◆ Problem requirements ◆
What you output should match the data below exactly.

(Working data)

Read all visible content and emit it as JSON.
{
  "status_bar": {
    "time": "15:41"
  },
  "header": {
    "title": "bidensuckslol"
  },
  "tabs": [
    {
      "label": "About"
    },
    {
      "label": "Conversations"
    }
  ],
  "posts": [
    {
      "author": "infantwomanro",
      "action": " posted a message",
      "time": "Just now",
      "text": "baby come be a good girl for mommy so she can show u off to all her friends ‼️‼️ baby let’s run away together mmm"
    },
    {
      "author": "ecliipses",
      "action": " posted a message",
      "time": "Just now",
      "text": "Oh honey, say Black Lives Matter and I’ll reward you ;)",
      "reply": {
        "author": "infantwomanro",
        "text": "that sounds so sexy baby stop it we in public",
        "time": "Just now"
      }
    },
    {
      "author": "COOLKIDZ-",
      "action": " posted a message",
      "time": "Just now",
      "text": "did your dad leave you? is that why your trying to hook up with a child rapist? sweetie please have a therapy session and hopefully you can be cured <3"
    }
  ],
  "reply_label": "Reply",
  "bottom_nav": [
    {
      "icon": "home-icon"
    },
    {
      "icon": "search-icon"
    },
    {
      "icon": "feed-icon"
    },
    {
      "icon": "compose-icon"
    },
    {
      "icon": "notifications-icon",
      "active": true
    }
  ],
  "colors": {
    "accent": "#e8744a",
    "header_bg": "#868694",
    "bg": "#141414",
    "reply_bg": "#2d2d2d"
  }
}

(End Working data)

◆ Answer section ◆
Read all visible content and emit it as JSON.
{
  "status_bar": {
    "time": "15:41"
  },
  "header": {
    "title": "bidensuckslol"
  },
  "tabs": [
    {
      "label": "About"
    },
    {
      "label": "Conversations"
    }
  ],
  "posts": [
    {
      "author": "infantwomanro",
      "action": " posted a message",
      "time": "Just now",
      "text": "baby come be a good girl for mommy so she can show u off to all her friends ‼️‼️ baby let’s run away together mmm"
    },
    {
      "author": "ecliipses",
      "action": " posted a message",
      "time": "Just now",
      "text": "Oh honey, say Black Lives Matter and I’ll reward you ;)",
      "reply": {
        "author": "infantwomanro",
        "text": "that sounds so sexy baby stop it we in public",
        "time": "Just now"
      }
    },
    {
      "author": "COOLKIDZ-",
      "action": " posted a message",
      "time": "Just now",
      "text": "did your dad leave you? is that why your trying to hook up with a child rapist? sweetie please have a therapy session and hopefully you can be cured <3"
    }
  ],
  "reply_label": "Reply",
  "bottom_nav": [
    {
      "icon": "home-icon"
    },
    {
      "icon": "search-icon"
    },
    {
      "icon": "feed-icon"
    },
    {
      "icon": "compose-icon"
    },
    {
      "icon": "notifications-icon",
      "active": true
    }
  ],
  "colors": {
    "accent": "#e8744a",
    "header_bg": "#868694",
    "bg": "#141414",
    "reply_bg": "#2d2d2d"
  }
}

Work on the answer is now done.